Environmental chemistry professor Andrew Varmilyea is a native of Clifton Park, N.Y. who loves the classroom, and running for 120 miles at a stretch. The married, fifth-year professor and owner of a black lab and a rescue dog chatted about life last week.
Q: What are your goals as a chemistry teacher?
A: “It’s in environmental chemistry in general that I teach, but I also try to do a lot of research with students. I write research grants that fund myself over the summer, but also funds students to do research in the lab and so a lot of those students go to conferences to present their work and things like that … They’ll basically make a big poster like you see some of the posters out in the hallways here and they’ll put all of the research that they’ve done and the data they’ve collected, the results they see, their conclusions – put it all in a graphical way where they can then have a conversation with professionals in their field about their research.”
Q: What is the best part about working here?
A: “Being able to work with students all the time. I mean that’s why I wanted to work at a small school, so you can actually get to know people. I didn’t want to just like show up at a lecture and see a blur of faces. And being able to do the independent research, I feel like we’re really creating scientists, people that can do things after they get out of here. It’s more than just classes.”
Q: Do you have any uplifting teaching moments with the students?
A: “It’s just awesome being able to get emails and the contact you get after people graduate is pretty awesome.
Q: Why do you seek out all these grants?
A: “Basically I wanted to give students the same kinds of opportunities I had in undergrad. So the only reason I’m a professor now, the only reason I was able to get to graduate school originally, was because I had all of these rich experiences with faculty that were on my resume, which prepared me for graduate school. And so in science, going to class is not enough.
Q: You studied in Alaska and Bermuda, which was better and why?
A: “I lived in Alaska for two years so that was just an awesome experience. I lived there for two years after I got my PhD. It’s just a close-knit community because there are no roads connecting it to anywhere else. You either need to take a boat or an airplane to get out of there and the environment is just incredible. Glaciers and the land around you is your laboratory that we used. And so we’d just be going out to these incredible places to do our studies.
Q: Having lived in Alaska how do you feel about global warming?
A: “Yeah its super evident in Alaska especially where I was in Juneau, south east Alaska. A lot of our research was actually looking at effects of climate change on the landscape. And so even just the couple years I was there, you can see glaciers retreating year-to-year and like dwindling down. So a lot of our research was actually looking at – what is the effect on the water chemistry that’s getting dumped out into the ocean as the landscapes change?
Q: Could you tell me more about Bermuda?

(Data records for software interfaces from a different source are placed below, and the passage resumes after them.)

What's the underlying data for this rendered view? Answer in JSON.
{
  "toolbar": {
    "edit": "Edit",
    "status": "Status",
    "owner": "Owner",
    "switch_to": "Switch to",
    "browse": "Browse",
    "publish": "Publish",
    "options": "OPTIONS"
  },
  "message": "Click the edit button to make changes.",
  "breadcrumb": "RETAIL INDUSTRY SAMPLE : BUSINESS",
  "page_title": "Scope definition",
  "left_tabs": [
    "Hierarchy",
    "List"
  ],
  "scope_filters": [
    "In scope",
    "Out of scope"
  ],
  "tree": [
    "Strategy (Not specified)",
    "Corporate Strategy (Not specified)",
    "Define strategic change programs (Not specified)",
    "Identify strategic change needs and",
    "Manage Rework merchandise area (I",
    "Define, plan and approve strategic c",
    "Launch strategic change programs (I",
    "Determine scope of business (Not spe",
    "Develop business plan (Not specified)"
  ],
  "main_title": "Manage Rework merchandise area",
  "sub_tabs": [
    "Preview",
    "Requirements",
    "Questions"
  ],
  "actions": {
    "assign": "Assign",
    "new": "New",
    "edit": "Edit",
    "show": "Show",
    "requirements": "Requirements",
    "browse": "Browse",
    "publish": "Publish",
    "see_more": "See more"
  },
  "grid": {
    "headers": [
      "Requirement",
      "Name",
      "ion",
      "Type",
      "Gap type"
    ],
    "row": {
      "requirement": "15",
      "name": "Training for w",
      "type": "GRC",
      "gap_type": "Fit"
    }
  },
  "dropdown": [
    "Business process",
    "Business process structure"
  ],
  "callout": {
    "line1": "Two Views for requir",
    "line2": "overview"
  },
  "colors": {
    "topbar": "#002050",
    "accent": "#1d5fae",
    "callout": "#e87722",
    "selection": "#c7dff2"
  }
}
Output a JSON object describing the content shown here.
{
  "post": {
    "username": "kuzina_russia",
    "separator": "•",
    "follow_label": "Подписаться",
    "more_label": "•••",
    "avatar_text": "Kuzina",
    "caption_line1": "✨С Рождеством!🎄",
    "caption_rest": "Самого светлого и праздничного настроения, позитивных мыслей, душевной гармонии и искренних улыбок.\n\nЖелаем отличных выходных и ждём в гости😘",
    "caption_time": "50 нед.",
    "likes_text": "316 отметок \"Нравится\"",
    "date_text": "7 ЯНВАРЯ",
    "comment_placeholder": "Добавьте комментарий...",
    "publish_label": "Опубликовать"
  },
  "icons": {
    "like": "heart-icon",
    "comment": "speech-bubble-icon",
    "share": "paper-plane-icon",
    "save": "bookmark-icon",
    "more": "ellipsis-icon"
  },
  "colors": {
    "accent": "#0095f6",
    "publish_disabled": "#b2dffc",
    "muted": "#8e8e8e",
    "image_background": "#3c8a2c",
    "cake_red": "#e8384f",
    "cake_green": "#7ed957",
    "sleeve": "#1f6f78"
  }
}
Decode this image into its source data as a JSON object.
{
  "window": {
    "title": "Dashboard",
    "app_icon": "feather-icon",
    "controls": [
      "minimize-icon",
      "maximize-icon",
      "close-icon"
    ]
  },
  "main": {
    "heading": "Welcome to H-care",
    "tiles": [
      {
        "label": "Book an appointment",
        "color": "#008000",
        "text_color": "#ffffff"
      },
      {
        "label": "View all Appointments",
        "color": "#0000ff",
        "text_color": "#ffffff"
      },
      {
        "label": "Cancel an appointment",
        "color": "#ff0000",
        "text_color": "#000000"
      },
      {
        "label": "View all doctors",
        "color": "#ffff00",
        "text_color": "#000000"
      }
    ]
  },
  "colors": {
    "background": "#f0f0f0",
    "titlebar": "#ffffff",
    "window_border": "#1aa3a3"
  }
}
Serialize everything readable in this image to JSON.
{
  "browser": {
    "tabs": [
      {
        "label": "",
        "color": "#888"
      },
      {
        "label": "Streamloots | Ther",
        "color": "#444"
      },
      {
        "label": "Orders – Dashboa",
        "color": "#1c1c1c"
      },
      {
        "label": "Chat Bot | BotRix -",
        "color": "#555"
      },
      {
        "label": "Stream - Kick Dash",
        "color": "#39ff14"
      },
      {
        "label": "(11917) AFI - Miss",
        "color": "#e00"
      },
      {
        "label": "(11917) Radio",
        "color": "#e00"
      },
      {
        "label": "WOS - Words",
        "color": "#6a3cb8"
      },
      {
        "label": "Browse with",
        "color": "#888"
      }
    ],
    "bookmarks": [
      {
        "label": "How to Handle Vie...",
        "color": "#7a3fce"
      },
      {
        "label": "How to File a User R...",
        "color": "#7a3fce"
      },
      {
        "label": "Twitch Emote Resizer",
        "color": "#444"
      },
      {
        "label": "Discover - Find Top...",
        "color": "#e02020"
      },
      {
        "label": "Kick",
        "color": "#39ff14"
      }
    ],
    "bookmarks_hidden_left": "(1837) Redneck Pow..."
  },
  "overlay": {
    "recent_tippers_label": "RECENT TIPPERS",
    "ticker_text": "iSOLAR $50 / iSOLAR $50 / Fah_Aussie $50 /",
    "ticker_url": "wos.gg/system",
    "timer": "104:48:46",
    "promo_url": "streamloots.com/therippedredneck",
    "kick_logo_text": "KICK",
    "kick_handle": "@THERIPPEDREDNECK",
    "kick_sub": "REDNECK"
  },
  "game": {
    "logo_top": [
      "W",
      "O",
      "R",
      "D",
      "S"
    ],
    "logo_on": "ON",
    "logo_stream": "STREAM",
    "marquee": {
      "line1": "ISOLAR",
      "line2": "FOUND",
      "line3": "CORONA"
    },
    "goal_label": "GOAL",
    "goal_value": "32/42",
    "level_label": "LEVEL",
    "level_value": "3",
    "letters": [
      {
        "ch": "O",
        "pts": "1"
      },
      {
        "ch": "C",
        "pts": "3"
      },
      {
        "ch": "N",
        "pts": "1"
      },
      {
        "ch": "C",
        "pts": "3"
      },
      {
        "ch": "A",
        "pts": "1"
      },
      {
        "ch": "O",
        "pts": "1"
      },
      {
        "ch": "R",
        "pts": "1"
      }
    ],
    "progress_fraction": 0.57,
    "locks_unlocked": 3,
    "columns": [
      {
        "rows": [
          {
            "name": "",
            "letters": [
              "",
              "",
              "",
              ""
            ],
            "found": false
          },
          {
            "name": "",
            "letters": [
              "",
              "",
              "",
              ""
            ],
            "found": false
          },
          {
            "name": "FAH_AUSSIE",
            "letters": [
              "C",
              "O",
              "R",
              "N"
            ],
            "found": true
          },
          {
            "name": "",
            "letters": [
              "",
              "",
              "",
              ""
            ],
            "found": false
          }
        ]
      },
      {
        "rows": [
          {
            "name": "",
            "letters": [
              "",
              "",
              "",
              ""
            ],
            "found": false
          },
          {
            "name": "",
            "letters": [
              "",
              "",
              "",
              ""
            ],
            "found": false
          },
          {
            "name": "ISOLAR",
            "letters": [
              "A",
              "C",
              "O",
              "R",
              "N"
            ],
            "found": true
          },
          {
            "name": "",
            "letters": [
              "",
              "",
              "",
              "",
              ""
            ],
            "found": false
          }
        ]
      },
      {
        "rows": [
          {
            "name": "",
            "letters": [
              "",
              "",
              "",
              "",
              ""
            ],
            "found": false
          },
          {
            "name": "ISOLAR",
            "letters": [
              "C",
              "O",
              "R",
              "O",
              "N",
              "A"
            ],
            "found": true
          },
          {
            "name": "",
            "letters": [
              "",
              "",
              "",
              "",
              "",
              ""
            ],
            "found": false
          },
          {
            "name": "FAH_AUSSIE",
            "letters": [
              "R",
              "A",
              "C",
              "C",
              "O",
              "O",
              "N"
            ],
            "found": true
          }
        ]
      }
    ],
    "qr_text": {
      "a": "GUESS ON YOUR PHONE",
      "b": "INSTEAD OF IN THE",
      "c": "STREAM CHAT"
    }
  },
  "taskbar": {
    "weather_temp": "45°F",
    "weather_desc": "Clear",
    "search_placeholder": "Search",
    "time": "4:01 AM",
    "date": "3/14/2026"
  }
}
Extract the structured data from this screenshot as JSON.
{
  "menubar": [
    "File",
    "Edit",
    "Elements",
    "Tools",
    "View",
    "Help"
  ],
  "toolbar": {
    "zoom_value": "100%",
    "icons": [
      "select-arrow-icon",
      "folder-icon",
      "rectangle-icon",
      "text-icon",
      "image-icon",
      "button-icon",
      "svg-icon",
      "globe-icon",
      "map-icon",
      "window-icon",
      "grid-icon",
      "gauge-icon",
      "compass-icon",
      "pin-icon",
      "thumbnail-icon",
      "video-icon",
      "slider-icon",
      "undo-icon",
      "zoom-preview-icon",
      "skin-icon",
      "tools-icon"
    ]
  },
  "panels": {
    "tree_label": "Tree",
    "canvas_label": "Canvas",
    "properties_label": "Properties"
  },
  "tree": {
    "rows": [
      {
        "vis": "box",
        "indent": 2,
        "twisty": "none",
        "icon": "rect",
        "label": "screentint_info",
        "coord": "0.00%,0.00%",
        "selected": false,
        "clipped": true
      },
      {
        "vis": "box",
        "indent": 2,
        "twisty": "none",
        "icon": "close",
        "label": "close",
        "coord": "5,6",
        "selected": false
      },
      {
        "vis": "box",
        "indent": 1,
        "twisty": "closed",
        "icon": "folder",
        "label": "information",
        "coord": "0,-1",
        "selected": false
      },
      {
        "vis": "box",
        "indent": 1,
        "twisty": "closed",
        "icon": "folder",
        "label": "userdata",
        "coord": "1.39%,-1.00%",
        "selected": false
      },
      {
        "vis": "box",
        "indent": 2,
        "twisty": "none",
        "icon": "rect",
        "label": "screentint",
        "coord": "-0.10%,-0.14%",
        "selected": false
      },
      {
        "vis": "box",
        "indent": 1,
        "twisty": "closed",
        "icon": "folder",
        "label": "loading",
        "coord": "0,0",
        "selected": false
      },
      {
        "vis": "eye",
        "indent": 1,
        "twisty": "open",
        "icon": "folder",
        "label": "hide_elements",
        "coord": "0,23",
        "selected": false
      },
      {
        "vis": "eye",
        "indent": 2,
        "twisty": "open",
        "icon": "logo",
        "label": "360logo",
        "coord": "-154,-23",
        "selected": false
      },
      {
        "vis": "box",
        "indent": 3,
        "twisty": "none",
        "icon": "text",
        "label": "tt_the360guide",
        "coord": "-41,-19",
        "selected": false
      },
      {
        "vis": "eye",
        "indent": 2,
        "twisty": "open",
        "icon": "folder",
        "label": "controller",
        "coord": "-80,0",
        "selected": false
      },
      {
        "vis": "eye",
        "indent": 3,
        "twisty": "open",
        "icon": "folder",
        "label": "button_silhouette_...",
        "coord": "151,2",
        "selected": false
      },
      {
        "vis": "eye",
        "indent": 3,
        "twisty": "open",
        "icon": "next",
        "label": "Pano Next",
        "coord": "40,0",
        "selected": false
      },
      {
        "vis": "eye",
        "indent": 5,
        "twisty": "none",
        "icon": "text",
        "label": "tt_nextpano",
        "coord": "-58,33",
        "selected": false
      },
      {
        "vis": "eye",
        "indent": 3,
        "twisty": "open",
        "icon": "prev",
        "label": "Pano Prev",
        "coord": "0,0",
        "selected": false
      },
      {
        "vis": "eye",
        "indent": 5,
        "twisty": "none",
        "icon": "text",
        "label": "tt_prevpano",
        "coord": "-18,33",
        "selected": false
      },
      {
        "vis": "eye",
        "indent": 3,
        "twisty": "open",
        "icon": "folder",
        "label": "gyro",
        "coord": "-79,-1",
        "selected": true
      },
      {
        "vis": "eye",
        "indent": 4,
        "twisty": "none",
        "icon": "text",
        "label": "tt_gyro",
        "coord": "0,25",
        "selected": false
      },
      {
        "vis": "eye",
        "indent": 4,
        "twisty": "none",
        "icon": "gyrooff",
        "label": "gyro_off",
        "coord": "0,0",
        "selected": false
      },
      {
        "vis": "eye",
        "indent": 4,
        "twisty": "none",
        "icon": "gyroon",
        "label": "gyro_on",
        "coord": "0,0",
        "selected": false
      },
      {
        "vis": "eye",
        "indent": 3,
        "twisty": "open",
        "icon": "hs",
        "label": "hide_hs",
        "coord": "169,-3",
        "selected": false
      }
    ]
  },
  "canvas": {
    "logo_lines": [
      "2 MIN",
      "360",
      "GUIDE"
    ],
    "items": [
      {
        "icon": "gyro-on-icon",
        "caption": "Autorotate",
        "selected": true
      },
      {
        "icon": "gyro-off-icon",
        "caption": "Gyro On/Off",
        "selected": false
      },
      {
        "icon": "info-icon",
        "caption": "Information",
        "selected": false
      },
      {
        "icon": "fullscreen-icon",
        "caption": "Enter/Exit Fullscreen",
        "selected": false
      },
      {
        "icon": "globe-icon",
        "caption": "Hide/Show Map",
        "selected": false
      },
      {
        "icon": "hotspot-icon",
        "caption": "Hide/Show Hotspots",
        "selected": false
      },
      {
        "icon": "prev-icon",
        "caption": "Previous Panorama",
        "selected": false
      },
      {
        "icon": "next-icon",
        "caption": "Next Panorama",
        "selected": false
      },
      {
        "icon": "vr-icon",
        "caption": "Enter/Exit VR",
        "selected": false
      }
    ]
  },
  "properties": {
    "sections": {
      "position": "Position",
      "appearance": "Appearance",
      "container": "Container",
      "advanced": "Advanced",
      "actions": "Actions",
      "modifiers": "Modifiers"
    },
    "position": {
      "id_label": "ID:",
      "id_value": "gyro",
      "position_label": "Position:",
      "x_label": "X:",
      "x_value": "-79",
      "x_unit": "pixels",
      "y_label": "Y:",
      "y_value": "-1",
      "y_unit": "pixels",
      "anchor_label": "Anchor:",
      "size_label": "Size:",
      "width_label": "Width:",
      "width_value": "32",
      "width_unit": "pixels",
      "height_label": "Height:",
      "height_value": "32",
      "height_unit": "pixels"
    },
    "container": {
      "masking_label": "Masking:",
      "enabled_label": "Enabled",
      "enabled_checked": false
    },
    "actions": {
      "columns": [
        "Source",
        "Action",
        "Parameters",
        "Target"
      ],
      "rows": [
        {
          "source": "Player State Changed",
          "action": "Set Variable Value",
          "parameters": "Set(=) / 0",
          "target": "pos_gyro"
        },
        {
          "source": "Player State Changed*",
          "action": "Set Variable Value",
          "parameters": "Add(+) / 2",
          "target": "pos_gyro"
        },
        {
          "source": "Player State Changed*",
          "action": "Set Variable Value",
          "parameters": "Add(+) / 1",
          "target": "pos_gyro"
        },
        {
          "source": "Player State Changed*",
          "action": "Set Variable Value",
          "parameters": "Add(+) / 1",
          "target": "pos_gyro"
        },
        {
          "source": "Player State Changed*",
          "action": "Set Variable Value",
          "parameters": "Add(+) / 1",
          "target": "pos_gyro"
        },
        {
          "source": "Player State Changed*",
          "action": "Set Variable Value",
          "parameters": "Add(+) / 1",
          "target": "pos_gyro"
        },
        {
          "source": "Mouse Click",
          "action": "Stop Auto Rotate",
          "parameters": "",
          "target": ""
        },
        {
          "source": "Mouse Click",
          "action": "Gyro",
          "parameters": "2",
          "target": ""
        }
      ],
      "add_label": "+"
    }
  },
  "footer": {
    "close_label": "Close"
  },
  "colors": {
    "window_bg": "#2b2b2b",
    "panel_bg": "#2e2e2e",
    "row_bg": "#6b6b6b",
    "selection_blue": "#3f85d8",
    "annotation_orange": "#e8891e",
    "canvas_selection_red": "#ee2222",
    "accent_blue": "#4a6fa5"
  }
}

A: “Bermuda was like a two-week cruise and so there we were looking at mercury deposition in the ocean. You’re basically working 24 hours a day – everything is bungee corded down.”
Q: How many miles are your races?
A: “Anywhere from 50 to 120 miles.
Q: Does your wife run too?
A: “She is my support person. She’s the one that is like taking care of my nutrition, getting me everything I need along the way because there are little places where she can enter the course and re-supply so she will assess my condition and like basically like give me whatever I need.”
Q: What motivates you?
A: “I’ve always done a lot of endurance things. After college I started to do a couple iron man triathlons, but I didn’t like being on the road all the time. I like more being out in the woods and on trails… I love testing my mind.”
Q: What do you listen to when you’re running?
A: “Nothing, part of it is being out in nature and being like part of that ecosystem, that environment – I just like to experience it all. I like thinking about my current state.”
Q: How many of these races have you done?
A: “I have done like five 50-milers, one 100-miler and I have another 100 miler coming up Oct. 2, actually down in Virginia.
Q: What’s it like being only a few miles from the finish line?
A: “After 50 miles or something like that, it’s all in your head. Everything hurts and you feel like you cant run anymore, but somehow you run for another 12 hours still. I love that internal battle you have. The feeling of accomplishment when you’ve done something like that is incredible.
Q: What’s a bizarre thing about you?
A: “I just like can’t sit still really. I’m always tinkering with things.”
For more information about professor Vermilyea go on his blog! http://vermontmountainrunning.blogspot.com/